These are the key findings from a new report from The Edison Foundation, Electric Company Smart Meter Deployments Foundation for A Smart Energy Grid, published this week. The study reported the current levels of smart meter deployment, with future projections, as well as providing examples of how utilities are using the information provided by the two-way smart meters.
A total of 65 million smart meters were deployed by the end of 2015, covering more than 50% of US households, a figure which The Edison Foundation expects to increase to 70 million by the end of this year, before increasing to 90 million by 2020.
Smart Meter Installations in the U.S. Approach 70 Million; Projected to Reach 90 Million by 2020
And while there are a lot of smart meters out there, there are still some areas of the United States bereft of the new technology. Nevertheless, according to Edison, more than 30 of the largest electric companies in the country have fully deployed smart meters.
Smart Meter Deployments by State 2015
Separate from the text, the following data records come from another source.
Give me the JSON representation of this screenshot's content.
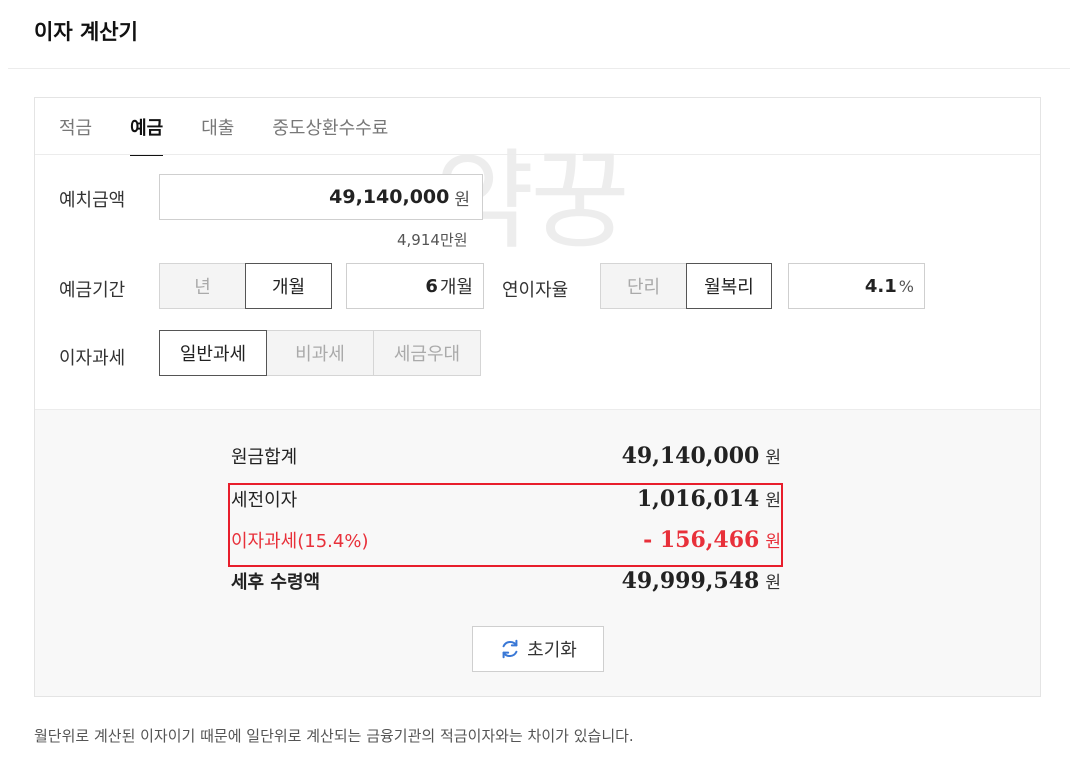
{
  "page": {
    "title": "이자 계산기"
  },
  "tabs": [
    {
      "label": "적금",
      "active": false
    },
    {
      "label": "예금",
      "active": true
    },
    {
      "label": "대출",
      "active": false
    },
    {
      "label": "중도상환수수료",
      "active": false
    }
  ],
  "form": {
    "deposit": {
      "label": "예치금액",
      "value": "49,140,000",
      "unit": "원",
      "sub": "4,914만원"
    },
    "period": {
      "label": "예금기간",
      "options": [
        "년",
        "개월"
      ],
      "selected": "개월",
      "value": "6",
      "unit": "개월"
    },
    "rate": {
      "label": "연이자율",
      "options": [
        "단리",
        "월복리"
      ],
      "selected": "월복리",
      "value": "4.1",
      "unit": "%"
    },
    "tax": {
      "label": "이자과세",
      "options": [
        "일반과세",
        "비과세",
        "세금우대"
      ],
      "selected": "일반과세"
    }
  },
  "results": {
    "principal": {
      "label": "원금합계",
      "value": "49,140,000",
      "unit": "원"
    },
    "pretax_interest": {
      "label": "세전이자",
      "value": "1,016,014",
      "unit": "원"
    },
    "interest_tax": {
      "label": "이자과세(15.4%)",
      "value": "- 156,466",
      "unit": "원"
    },
    "after_tax": {
      "label": "세후 수령액",
      "value": "49,999,548",
      "unit": "원"
    }
  },
  "reset": {
    "label": "초기화",
    "icon": "refresh-icon"
  },
  "footnote": "월단위로 계산된 이자이기 때문에 일단위로 계산되는 금융기관의 적금이자와는 차이가 있습니다.",
  "watermark": "약꿍",
  "colors": {
    "accent_red": "#e8303a",
    "highlight_border": "#e81e2c",
    "result_bg": "#f8f8f8",
    "refresh_icon": "#3a78d6"
  }
}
Smart meters are the un-sexy face of energy efficiency technology, located somewhere probably undetected outside your house. Useful only when you need to work out where your fuse box is because something tripped, you’ll see this giant grey box-type thing with a digital display, shake your head, and go back inside. Except, smart meters are the next step forward for utilities to better respond to problems on the energy grid. As the authors of the report explain:
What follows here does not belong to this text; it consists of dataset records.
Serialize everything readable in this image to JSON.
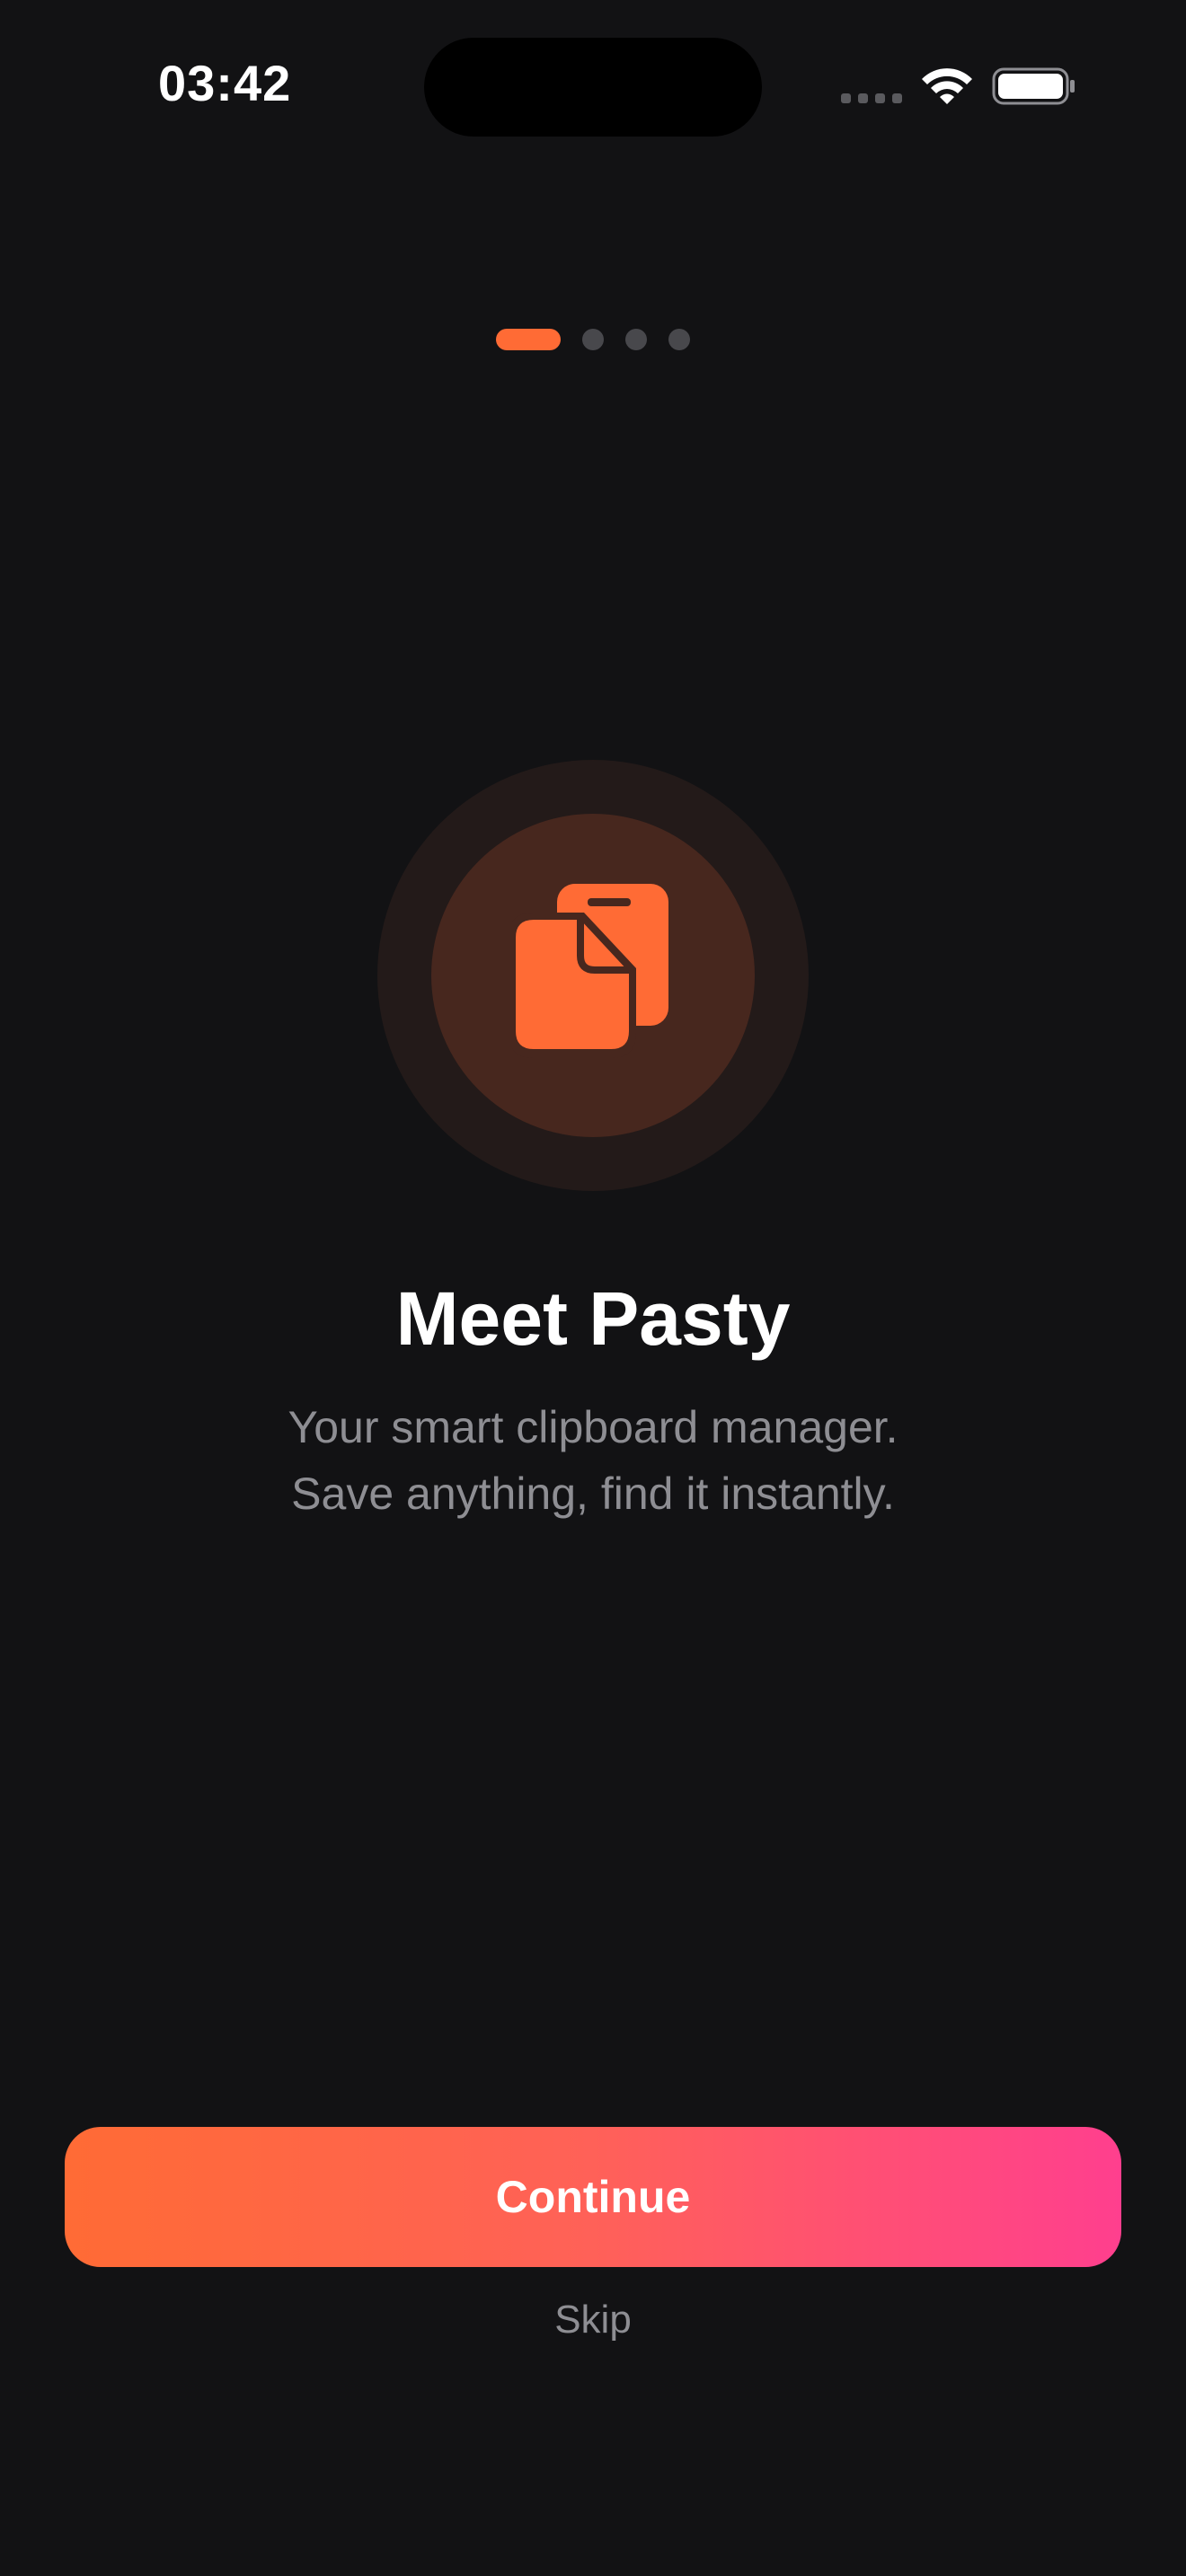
{
  "status_bar": {
    "time": "03:42"
  },
  "page_indicator": {
    "total": 4,
    "current": 1
  },
  "onboarding": {
    "icon": "clipboard-documents-icon",
    "title": "Meet Pasty",
    "subtitle_line1": "Your smart clipboard manager.",
    "subtitle_line2": "Save anything, find it instantly."
  },
  "actions": {
    "continue_label": "Continue",
    "skip_label": "Skip"
  },
  "colors": {
    "background": "#121214",
    "accent": "#ff6b35",
    "gradient_end": "#ff3f8e",
    "secondary_text": "#8e8e93"
  }
}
“The data from smart meters, when integrated with other enterprise data and systems — such as Geographic Information Systems (GIS), Customer Information Systems (CIS), Outage Management Systems (OMS), Distribution Management Systems (DMS), and/or Demand Response Management Systems (DRMS) — give electric companies “visibility” into the distribution grid that allows them to proactively solve problems.”
“We have made remarkable strides in our ability to monitor and manage the electric system today compared to just a few years ago,” explained Eric Silagy, President and CEO, FPL. “Thanks to smart grid technology, we have unprecedented visibility across the grid so we can more quickly detect and prevent many issues before they become problems for our customers.”